Even if it’s just chunks. Something to trigger your brain that it’s time to start and stop work.
Make sure you take breaks! Get up and stretch. Move around. Take lunch. Hold a virtual watercooler meeting (see stay social below).
When you finish working, put your comfies back on. Just like what you would do when arriving home after a day at the office or out on the road.
Working With Kids
Working from home is one thing, adding kids into the mix brings it to a whole other level!
- Continue to make lunches. There is nothing worse than having to contend with the ‘I’m hungry’ whining all day. Having a lunchbox empowers them to make their own controlled decision and stops them going for the snack box all day every day.
- Allocate time to spend with them. This needs to be uninterrupted time where you give your focus solely to them. Phone off and put somewhere where you won’t be distracted by it. What works well for us is one hour for me to work, then 30 to 45 minutes of playing whether this is building lego, baking, kicking around a ball, playing barbies, colouring, doing an experiment. Whatever it is that they want you to do. I find that by them knowing that the time is coming, they are much more inclined to keep themselves occupied for that little bit of time. Use a kitchen timer so that they can see how long there is until you are all theirs.
- Sometimes, all they want is you near them. So instead of working from the office, sit at the dining table, or next to them on the couch while they watch a movie.
- Get them involved. Kids love to help us. What little tasks can you give them to do that makes them feel important and a part of your ‘work’? For example, I get my daughter to help with publishing social media posts, I open up my Canva account and just let her try and design something. If you have a spare computer or laptop, open up a word document and ask them to type you a letter to someone. Depending on their age, you could even have them complete actual tasks for you. Put them on payroll and reward them with extra screen time or special treats.

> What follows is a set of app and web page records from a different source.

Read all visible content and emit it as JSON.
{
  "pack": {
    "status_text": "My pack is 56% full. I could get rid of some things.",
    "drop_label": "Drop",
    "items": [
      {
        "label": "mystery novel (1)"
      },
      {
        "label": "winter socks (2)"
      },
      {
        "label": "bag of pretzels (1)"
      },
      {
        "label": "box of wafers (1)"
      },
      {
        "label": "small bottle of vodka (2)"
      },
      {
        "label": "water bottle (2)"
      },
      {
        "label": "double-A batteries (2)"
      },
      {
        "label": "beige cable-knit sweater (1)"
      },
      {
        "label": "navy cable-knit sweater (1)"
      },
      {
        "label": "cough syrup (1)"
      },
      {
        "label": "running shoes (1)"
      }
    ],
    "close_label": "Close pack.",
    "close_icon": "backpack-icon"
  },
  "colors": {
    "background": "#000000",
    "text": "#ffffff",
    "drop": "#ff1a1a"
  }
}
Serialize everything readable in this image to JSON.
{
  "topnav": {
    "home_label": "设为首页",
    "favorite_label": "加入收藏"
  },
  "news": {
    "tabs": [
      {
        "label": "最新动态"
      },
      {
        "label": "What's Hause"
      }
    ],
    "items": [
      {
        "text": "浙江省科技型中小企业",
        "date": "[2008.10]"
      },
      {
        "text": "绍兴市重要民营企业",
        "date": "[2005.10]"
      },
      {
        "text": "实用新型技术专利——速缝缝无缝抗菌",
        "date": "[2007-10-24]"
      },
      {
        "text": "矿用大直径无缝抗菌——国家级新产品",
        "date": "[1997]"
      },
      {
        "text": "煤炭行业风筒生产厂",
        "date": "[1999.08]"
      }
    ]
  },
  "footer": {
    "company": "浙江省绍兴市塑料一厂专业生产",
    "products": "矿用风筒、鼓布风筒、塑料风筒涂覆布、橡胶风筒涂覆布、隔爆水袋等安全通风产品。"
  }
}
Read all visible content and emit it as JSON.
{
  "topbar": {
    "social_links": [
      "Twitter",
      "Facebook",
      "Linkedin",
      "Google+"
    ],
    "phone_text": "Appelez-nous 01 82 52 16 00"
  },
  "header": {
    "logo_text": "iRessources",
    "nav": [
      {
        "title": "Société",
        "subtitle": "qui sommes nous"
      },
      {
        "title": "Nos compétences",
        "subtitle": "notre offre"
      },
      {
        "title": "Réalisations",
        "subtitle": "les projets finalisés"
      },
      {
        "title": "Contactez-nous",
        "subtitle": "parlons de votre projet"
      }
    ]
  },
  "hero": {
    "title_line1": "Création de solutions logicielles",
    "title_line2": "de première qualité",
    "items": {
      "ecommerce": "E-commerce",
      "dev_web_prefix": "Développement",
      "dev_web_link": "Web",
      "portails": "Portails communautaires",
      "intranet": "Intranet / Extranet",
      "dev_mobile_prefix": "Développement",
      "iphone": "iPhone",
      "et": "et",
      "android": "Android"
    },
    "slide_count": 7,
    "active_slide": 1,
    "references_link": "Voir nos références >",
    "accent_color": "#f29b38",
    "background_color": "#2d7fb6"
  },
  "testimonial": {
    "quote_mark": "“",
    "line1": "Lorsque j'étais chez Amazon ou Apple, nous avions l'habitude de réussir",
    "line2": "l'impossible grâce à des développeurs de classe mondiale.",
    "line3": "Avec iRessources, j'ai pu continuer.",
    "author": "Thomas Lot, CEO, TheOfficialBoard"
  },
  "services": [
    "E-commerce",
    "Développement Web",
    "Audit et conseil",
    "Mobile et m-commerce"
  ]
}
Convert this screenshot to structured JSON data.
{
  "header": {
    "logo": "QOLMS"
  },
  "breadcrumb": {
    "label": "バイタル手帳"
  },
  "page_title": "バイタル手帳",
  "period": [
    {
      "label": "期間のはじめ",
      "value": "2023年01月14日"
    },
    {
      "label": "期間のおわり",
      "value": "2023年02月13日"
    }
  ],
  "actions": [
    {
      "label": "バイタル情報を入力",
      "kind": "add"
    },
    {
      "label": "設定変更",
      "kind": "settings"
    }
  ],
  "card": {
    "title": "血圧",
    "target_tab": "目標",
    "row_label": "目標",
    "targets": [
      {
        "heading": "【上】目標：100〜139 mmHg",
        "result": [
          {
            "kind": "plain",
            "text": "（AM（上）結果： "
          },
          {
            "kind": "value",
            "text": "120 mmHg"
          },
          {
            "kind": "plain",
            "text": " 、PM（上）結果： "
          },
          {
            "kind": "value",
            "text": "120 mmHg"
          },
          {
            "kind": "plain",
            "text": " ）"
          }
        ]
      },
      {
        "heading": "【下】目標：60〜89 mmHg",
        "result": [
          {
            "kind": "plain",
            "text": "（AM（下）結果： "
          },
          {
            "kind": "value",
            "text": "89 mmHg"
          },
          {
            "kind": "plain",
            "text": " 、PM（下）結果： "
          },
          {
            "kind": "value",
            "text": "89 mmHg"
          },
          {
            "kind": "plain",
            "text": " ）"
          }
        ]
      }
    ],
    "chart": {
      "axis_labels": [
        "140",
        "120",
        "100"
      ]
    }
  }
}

Treasure hunts with a lollipop at the end work really well for us.
- Come up with a system to let them know it’s time to come in. Whether this is an alarm that goes off, a red light green light system where you hang something on the door. This can really help with limiting the interruptions.
Focus and Rewards
Create yourself a list of things that you need to do. Then allocate yourself one thing at a time to complete. It’s really easy to get overwhelmed with the work that needs to be done and especially if you are switching between work and kids can become really hard to keep your focus.
So have a list that you can turn to each time you begin to ‘work’. This also gives you something to cross off which is very rewarding.
Reward yourself. As much as bribery and rewards works for kids, it works for us too. Find something to help motivate you to get that next chunk done. Some Netflix, a bath, a cold beer. This needs to be something that makes you feel good.
With no colleagues, customers or suppliers dropping in, working from home can quickly become a lonely gig and cause a disconnect and feelings of isolation. It’s really important that you keep up your connections with others. Hold virtual watercooler meetings where you jump on zoom and have a social chat, or have lunch dates where you can eat lunch with each other (via zoom) and talk about your day. Pick up the phone and call someone! Have instant messaging channels set up with your team, family and friends to help break up the day.
At the end of the day…
Don’t be too hard on yourself! What starts with a lot of excitement and well-meaning plans, can quickly go haywire when reality sets in.
It’s important to realise that it can take some time to settle into your new routine, for friends and family to adjust, and for it to become a sense of normal.
Just keep going, adjusting things where need be, and finding out what works for you.